Rear Admiral Habibollah Sayyari, the Coordinating Deputy of the IR Army and former Commander of the Navy, made the announcement at the Navy’s Imam Khomeini Maritime University in Noshahr, highlighting Iran’s technological advancements, despite US sanctions, and their potential impact on future weaponry.
During the announcement, a product was presented as a system capable of countering navigation deception using quantum algorithms. However, closer examination revealed doubts about its authenticity.
The showcased product turned out to be a commercially available development board called ZedBoard, manufactured by a US company called Diligent. It is readily available for purchase online at an affordable price.
The ZedBoard does not incorporate an advanced quantum processor as expected, but instead features a low-power ARM-based system-on-a-chip (SoC) with limited internal storage and RAM. These specifications fall far short of what is required for a genuine quantum computer, which relies on qubits rather than traditional bits.
The revelation has sparked ridicule and skepticism on Persian social media, with users questioning Iran’s claims and credibility. This incident adds to a series of similar episodes, including a professor’s false claim about a Python-based software that predicts the future.

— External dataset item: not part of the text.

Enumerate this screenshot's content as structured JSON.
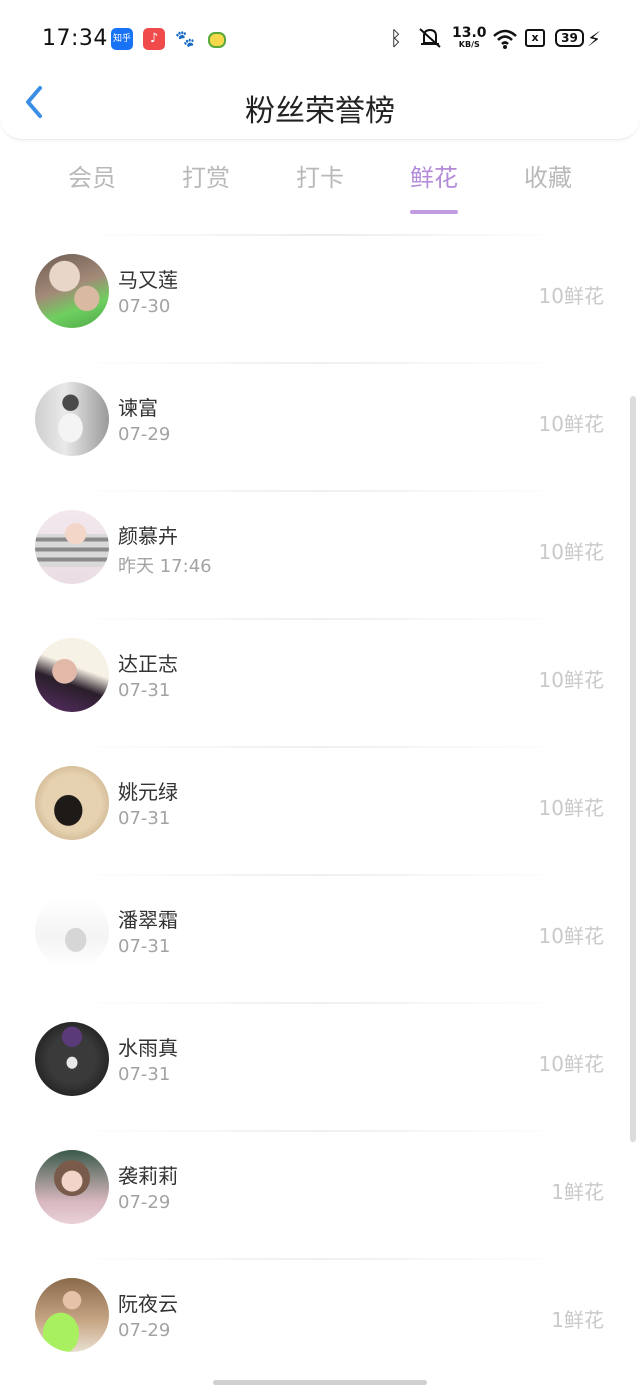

The misrepresentation of a commercially available development board as a quantum CPU raises doubts about Iran’s actual progress in quantum computing and its military capabilities. This discrepancy undermines the credibility of Iran’s military announcements and raises concerns about the transparency and accuracy of its scientific endeavors.